1979 was the year I discovered sports, developing a fledgling interest in my home state’s greatest football team, the Georgia Bulldogs, watching Dale Murphy and Bob Horner, young stars on a woeful Atlanta Braves team, learning names like Steve Bartkowski, William Andrews, and Greg Brazina. I started collecting baseball, football, and basketball cards. But my clearest memory and biggest sports’ memory in that seminal year of sports-fan-man-ship came when I walked into our living room in Cairo, Georgia, at the end of the Daytona 500. I can’t remember how many laps I watched, but I watched them all in utter fascination—including the historic final lap. The suspense, drama, and excitement was palpable, climaxed by Cale Yarborough coming down the inside in an attempted “slingshot” move and triggering a crash between himself and Donnie Allison. The maneuver cost them both the victory as Richard Petty took the checkered flag. But what I remember was not Petty’s win, but the altercation between Cale and Donnie’s brother, Bobby, who had stopped to check on his brother. Cale hit Bobby in the face with his helmet, then, as Bobby famously recounted, Cale went to beating Bobby’s fist with his nose. That moment (“the fight”) is credited with putting NASCAR “on the map” and leading it into the mainstream of American interest.

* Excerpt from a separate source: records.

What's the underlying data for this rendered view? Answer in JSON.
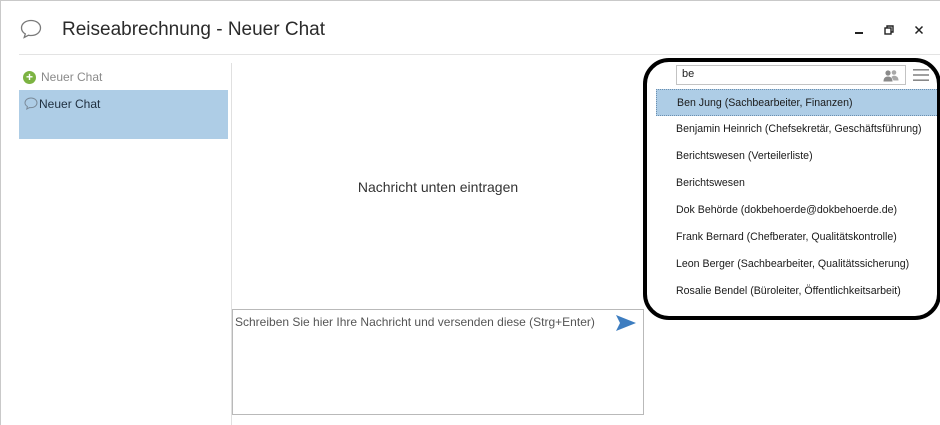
{
  "window": {
    "title": "Reiseabrechnung - Neuer Chat",
    "controls": {
      "minimize": "‒",
      "restore": "⧉",
      "close": "✕"
    }
  },
  "sidebar": {
    "new_chat_label": "Neuer Chat",
    "chats": [
      {
        "label": "Neuer Chat",
        "selected": true
      }
    ]
  },
  "main": {
    "empty_message": "Nachricht unten eintragen",
    "compose_placeholder": "Schreiben Sie hier Ihre Nachricht und versenden diese (Strg+Enter)"
  },
  "contact_search": {
    "query": "be",
    "results": [
      "Ben Jung (Sachbearbeiter, Finanzen)",
      "Benjamin Heinrich (Chefsekretär, Geschäftsführung)",
      "Berichtswesen (Verteilerliste)",
      "Berichtswesen",
      "Dok Behörde (dokbehoerde@dokbehoerde.de)",
      "Frank Bernard (Chefberater, Qualitätskontrolle)",
      "Leon Berger (Sachbearbeiter, Qualitätssicherung)",
      "Rosalie Bendel (Büroleiter, Öffentlichkeitsarbeit)"
    ],
    "selected_index": 0
  },
  "colors": {
    "selection": "#aecde6",
    "add_icon": "#7cb342",
    "send_icon": "#3d7dc0"
  },
  "icons": [
    "chat-bubble-icon",
    "plus-circle-icon",
    "send-arrow-icon",
    "people-icon",
    "hamburger-menu-icon",
    "minimize-icon",
    "restore-icon",
    "close-icon"
  ]
}
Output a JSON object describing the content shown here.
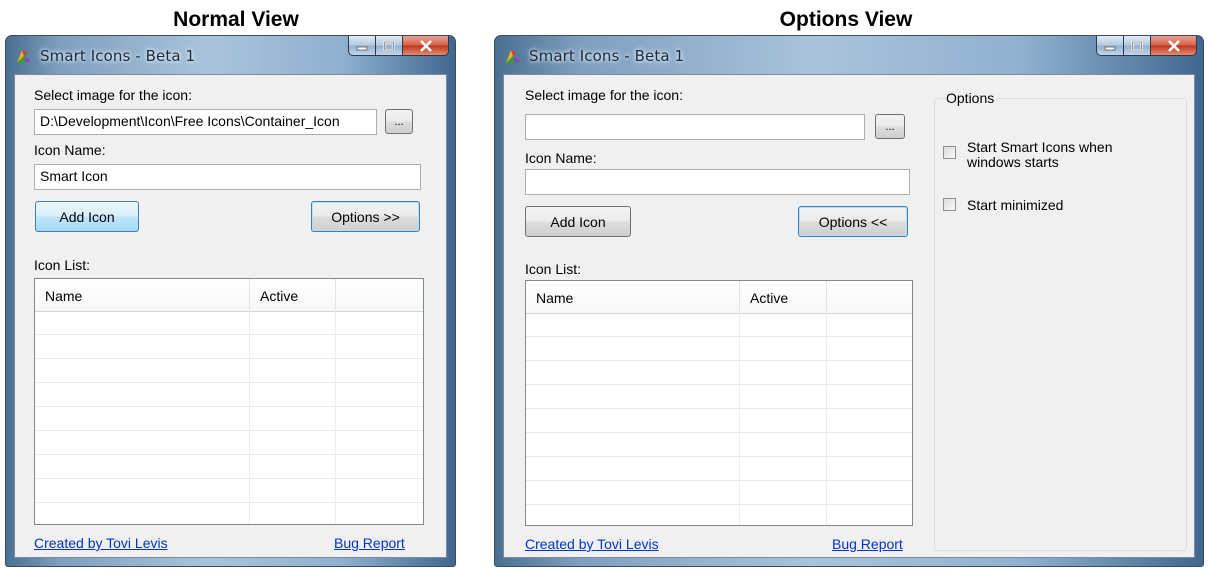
{
  "captions": {
    "normal": "Normal View",
    "options": "Options View"
  },
  "windows": [
    {
      "title": "Smart Icons - Beta 1",
      "select_label": "Select image for the icon:",
      "image_path": "D:\\Development\\Icon\\Free Icons\\Container_Icon",
      "browse_label": "...",
      "name_label": "Icon Name:",
      "icon_name": "Smart Icon",
      "add_label": "Add Icon",
      "options_label": "Options >>",
      "list_label": "Icon List:",
      "columns": [
        "Name",
        "Active",
        ""
      ],
      "created_link": "Created by Tovi Levis",
      "bug_link": "Bug Report"
    },
    {
      "title": "Smart Icons - Beta 1",
      "select_label": "Select image for the icon:",
      "image_path": "",
      "browse_label": "...",
      "name_label": "Icon Name:",
      "icon_name": "",
      "add_label": "Add Icon",
      "options_label": "Options <<",
      "list_label": "Icon List:",
      "columns": [
        "Name",
        "Active",
        ""
      ],
      "created_link": "Created by Tovi Levis",
      "bug_link": "Bug Report",
      "options": {
        "group_title": "Options",
        "start_with_windows_line1": "Start Smart Icons when",
        "start_with_windows_line2": "windows starts",
        "start_with_windows_checked": false,
        "start_minimized": "Start minimized",
        "start_minimized_checked": false
      }
    }
  ],
  "colors": {
    "link": "#0033cc",
    "focus_border": "#3c7fb1",
    "close_button": "#c2351c"
  },
  "icons": [
    "app-icon",
    "minimize-icon",
    "maximize-icon",
    "close-icon"
  ]
}
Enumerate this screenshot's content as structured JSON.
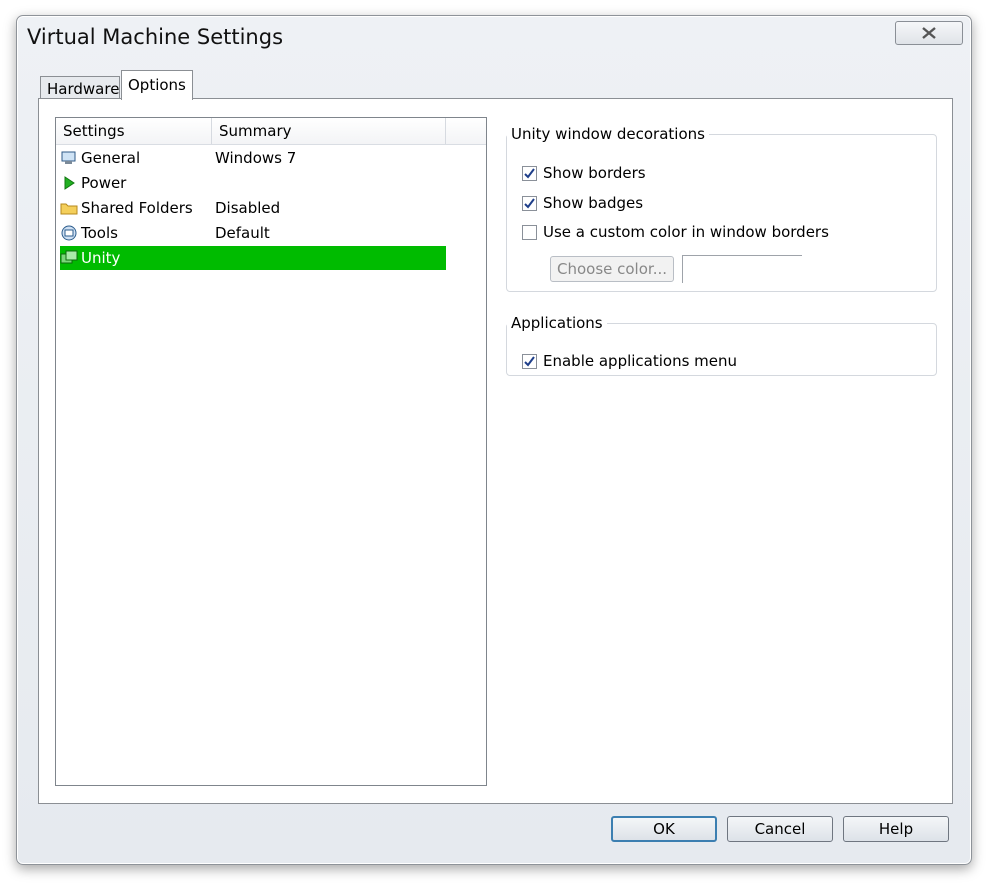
{
  "window": {
    "title": "Virtual Machine Settings"
  },
  "tabs": [
    {
      "label": "Hardware"
    },
    {
      "label": "Options"
    }
  ],
  "list": {
    "headers": {
      "settings": "Settings",
      "summary": "Summary"
    },
    "rows": [
      {
        "label": "General",
        "summary": "Windows 7",
        "icon": "general-icon"
      },
      {
        "label": "Power",
        "summary": "",
        "icon": "power-icon"
      },
      {
        "label": "Shared Folders",
        "summary": "Disabled",
        "icon": "folder-icon"
      },
      {
        "label": "Tools",
        "summary": "Default",
        "icon": "tools-icon"
      },
      {
        "label": "Unity",
        "summary": "",
        "icon": "unity-icon",
        "selected": true
      }
    ]
  },
  "unity_group": {
    "legend": "Unity window decorations",
    "show_borders": {
      "label": "Show borders",
      "checked": true
    },
    "show_badges": {
      "label": "Show badges",
      "checked": true
    },
    "custom_color": {
      "label": "Use a custom color in window borders",
      "checked": false
    },
    "choose_color": "Choose color..."
  },
  "applications_group": {
    "legend": "Applications",
    "enable_menu": {
      "label": "Enable applications menu",
      "checked": true
    }
  },
  "buttons": {
    "ok": "OK",
    "cancel": "Cancel",
    "help": "Help"
  },
  "colors": {
    "selection": "#00bb00",
    "focus_border": "#3c7fb1"
  }
}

While it’s ultimately a matter of indifference that a fight led a sport to success, it’s profoundly sad that the religious world is often known for its division and difference rather than its being united in truth. One of the biggest arguments against Christianity is that “Christians” (as the world sees them and understands the term) argue with each other. As world religions spread and as secularism and atheism grow in our world, the strife and division among us is more negatively noticeable than ever.
This fragmentation could not be farther from heaven’s desire. Jesus prayed for His followers to be united (John 17:20-21). Paul condemned religious division (1 Co. 1:10-13) and called for the body of Christ to be one (1 Co. 12:13; Eph. 2:16; 4:4). The world is heading toward eternal punishment and religious people who follow manmade doctrine are said by the Bible to share that tragic fate (Mat. 7:21-23; 15:8-9; John 12:48; Gal. 1:6-9; Rev. 22:18-19).
When the world looks at those professing to be Jesus’ disciples, what should they see? I know what Jesus wanted them to see. He said, “”A new commandment I give to you, that you love one another, even as I have loved you, that you also love one another. By this all men will know that you are My disciples, if you have love for one another” (John 13:34-35). Let’s be known to the world as lovers, not fighters!